[Data about app and page elements]
↓↓↓

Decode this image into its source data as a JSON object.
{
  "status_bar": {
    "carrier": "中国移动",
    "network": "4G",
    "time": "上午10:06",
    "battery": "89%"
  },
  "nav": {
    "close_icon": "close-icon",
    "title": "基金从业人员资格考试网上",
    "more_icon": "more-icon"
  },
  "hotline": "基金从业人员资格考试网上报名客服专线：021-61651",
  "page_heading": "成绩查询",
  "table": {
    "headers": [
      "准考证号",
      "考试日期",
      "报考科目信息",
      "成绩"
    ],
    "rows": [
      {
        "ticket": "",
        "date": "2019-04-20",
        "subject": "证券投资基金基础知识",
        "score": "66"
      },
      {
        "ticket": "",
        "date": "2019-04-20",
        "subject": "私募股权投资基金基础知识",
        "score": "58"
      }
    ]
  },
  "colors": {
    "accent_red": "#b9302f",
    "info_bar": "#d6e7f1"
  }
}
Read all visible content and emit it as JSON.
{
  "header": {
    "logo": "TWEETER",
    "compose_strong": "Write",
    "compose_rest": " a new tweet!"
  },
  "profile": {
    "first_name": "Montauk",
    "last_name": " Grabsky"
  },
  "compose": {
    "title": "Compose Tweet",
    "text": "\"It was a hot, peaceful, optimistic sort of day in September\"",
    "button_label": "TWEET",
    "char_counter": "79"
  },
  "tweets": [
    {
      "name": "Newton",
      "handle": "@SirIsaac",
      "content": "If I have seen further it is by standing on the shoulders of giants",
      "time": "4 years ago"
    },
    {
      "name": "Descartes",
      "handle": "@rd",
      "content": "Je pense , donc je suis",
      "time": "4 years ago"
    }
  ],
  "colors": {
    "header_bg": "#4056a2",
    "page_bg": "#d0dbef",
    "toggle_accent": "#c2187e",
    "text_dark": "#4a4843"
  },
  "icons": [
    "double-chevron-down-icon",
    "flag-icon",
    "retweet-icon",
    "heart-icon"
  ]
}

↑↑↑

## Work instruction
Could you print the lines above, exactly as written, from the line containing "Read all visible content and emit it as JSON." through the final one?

## Answer for this exercise
Read all visible content and emit it as JSON.
{
  "header": {
    "logo": "TWEETER",
    "compose_strong": "Write",
    "compose_rest": " a new tweet!"
  },
  "profile": {
    "first_name": "Montauk",
    "last_name": " Grabsky"
  },
  "compose": {
    "title": "Compose Tweet",
    "text": "\"It was a hot, peaceful, optimistic sort of day in September\"",
    "button_label": "TWEET",
    "char_counter": "79"
  },
  "tweets": [
    {
      "name": "Newton",
      "handle": "@SirIsaac",
      "content": "If I have seen further it is by standing on the shoulders of giants",
      "time": "4 years ago"
    },
    {
      "name": "Descartes",
      "handle": "@rd",
      "content": "Je pense , donc je suis",
      "time": "4 years ago"
    }
  ],
  "colors": {
    "header_bg": "#4056a2",
    "page_bg": "#d0dbef",
    "toggle_accent": "#c2187e",
    "text_dark": "#4a4843"
  },
  "icons": [
    "double-chevron-down-icon",
    "flag-icon",
    "retweet-icon",
    "heart-icon"
  ]
}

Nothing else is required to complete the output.